What the exercise asks: When a line in the entries contains the word "AddTeacherActivity", copy that line in full.

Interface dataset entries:
□ □ □

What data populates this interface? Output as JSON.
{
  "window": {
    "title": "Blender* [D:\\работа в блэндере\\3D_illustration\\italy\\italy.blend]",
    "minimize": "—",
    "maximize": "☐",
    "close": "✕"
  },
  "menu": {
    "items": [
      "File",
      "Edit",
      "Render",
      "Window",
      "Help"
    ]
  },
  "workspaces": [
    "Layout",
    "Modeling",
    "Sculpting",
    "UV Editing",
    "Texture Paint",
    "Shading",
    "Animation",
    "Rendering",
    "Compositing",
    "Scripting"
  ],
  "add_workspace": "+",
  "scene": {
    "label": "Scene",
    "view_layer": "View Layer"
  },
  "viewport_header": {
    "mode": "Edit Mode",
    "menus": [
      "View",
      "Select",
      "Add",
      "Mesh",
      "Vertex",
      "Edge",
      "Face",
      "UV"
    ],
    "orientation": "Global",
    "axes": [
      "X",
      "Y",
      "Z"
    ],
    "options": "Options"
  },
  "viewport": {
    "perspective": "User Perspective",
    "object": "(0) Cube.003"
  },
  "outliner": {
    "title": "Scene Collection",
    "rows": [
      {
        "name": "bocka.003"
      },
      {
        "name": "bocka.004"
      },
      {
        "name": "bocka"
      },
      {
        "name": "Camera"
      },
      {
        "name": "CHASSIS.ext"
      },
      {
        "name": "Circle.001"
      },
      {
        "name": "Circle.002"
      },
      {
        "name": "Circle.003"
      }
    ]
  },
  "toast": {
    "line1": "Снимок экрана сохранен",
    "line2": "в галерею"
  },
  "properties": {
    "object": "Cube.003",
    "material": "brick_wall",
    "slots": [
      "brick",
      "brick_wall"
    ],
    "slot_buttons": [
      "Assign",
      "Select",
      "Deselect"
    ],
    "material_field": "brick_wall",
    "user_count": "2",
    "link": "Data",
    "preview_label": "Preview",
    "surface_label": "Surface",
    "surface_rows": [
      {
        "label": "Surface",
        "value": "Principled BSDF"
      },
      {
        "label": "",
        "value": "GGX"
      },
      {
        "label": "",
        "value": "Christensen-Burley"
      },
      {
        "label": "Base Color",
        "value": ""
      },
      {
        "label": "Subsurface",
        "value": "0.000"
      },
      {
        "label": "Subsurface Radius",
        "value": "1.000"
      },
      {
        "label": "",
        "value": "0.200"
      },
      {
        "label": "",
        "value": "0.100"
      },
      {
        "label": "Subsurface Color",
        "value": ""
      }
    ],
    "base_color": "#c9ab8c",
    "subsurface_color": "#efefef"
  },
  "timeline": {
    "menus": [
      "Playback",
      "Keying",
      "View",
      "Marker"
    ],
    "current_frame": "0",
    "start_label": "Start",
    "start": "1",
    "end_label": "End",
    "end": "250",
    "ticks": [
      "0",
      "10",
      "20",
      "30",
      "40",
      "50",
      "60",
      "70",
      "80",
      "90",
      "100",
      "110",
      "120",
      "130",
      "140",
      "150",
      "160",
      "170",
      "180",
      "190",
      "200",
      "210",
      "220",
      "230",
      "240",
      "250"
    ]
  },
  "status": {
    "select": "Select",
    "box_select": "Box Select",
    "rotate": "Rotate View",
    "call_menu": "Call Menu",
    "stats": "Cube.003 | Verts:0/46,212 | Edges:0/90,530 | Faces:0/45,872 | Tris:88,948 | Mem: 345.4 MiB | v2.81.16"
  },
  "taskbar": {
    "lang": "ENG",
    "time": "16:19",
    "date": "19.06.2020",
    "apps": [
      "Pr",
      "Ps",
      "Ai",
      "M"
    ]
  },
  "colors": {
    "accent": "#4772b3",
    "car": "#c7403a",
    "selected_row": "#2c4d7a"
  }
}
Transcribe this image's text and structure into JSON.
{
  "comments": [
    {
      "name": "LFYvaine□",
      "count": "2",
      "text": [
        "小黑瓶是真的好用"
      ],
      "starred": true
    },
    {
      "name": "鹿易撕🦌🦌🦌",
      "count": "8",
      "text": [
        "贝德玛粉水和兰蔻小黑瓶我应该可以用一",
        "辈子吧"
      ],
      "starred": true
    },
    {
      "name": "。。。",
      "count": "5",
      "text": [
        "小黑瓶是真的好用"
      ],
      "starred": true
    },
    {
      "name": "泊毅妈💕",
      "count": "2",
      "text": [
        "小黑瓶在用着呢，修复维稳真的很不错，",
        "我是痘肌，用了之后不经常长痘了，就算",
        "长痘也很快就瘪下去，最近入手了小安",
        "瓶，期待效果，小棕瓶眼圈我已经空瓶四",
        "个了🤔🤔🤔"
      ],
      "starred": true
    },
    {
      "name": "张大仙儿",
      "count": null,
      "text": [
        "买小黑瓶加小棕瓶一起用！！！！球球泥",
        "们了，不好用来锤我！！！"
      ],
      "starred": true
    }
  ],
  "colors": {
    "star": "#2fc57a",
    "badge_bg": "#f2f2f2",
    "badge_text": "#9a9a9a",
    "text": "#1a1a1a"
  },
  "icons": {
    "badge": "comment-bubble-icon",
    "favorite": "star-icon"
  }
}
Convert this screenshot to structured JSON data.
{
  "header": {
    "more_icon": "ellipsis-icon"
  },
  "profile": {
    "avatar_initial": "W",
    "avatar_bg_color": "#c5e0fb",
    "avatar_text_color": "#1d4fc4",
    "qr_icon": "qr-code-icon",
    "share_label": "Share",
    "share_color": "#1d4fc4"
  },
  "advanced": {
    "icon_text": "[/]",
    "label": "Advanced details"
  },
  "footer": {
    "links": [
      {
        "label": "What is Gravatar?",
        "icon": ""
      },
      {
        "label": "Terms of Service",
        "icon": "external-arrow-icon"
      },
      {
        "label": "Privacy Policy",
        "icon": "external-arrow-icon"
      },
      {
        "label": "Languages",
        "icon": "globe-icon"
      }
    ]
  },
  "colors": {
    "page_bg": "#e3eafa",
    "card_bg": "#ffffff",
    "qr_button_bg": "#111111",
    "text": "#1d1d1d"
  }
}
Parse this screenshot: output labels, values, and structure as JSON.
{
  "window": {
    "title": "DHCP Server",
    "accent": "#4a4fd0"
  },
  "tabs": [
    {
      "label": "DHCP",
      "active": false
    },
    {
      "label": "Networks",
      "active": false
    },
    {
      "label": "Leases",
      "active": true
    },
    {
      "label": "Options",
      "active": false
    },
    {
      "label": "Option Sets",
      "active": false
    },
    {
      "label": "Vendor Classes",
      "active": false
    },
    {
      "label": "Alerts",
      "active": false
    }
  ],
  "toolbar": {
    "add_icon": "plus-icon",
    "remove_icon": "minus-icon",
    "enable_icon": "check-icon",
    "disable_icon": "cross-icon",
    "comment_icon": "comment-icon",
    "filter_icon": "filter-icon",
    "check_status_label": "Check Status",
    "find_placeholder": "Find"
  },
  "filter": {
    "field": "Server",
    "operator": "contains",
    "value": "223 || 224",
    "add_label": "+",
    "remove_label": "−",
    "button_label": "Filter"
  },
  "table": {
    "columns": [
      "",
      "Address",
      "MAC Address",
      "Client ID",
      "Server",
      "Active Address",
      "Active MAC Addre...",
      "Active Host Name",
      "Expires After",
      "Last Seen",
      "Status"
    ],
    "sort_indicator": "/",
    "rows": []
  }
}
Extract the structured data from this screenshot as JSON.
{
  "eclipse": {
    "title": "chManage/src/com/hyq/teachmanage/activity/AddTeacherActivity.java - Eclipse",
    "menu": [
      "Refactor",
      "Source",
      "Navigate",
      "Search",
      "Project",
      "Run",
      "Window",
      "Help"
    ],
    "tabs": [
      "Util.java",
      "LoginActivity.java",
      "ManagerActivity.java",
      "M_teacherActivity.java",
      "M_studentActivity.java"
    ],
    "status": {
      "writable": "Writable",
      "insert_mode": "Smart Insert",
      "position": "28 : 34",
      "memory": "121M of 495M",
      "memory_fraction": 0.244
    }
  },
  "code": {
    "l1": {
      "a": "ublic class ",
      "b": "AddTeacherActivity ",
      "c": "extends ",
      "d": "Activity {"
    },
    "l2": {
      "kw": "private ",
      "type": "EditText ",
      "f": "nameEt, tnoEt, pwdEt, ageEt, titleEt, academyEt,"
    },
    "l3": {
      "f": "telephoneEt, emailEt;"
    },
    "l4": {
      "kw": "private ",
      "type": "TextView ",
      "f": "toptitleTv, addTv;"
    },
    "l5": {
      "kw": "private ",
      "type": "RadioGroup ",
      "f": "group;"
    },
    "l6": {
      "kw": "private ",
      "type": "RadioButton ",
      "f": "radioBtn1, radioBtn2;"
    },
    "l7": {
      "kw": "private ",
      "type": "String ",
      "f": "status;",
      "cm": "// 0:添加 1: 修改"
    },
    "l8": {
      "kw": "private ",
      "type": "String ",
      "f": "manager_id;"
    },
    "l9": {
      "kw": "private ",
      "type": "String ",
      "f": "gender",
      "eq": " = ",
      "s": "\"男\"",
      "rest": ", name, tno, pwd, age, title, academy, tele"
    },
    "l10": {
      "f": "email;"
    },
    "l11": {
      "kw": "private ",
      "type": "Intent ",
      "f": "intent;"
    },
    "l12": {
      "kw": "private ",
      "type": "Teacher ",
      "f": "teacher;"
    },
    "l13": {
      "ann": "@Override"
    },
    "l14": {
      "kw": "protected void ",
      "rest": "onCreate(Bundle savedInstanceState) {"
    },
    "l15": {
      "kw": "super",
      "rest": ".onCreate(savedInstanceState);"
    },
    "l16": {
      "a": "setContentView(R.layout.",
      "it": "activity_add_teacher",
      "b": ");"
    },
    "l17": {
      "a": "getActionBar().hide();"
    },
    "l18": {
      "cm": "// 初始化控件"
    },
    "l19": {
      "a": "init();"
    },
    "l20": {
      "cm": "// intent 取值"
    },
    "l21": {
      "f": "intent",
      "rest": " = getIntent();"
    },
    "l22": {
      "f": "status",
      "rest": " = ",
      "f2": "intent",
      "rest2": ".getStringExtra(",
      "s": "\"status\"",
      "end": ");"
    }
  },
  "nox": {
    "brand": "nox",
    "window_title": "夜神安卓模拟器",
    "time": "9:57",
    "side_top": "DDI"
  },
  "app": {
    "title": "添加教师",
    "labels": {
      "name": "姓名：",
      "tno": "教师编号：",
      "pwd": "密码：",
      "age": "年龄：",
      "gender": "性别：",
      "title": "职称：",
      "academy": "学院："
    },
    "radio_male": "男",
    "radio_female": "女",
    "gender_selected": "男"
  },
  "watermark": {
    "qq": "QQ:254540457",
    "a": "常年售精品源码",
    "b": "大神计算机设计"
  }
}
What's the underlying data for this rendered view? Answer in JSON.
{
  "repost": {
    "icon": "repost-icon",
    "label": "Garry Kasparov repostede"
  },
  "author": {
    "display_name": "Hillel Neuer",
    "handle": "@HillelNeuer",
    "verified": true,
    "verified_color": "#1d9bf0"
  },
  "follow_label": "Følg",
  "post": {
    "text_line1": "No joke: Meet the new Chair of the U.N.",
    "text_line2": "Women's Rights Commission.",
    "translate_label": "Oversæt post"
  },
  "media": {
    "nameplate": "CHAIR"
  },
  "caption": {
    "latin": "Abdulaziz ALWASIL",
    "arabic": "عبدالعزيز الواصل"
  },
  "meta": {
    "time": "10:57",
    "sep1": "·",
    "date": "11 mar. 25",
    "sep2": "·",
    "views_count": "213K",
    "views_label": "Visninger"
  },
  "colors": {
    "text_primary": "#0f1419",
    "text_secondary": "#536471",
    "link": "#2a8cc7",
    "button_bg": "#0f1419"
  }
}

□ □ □

Result for this exercise:
    "title": "chManage/src/com/hyq/teachmanage/activity/AddTeacherActivity.java - Eclipse",
      "b": "AddTeacherActivity ",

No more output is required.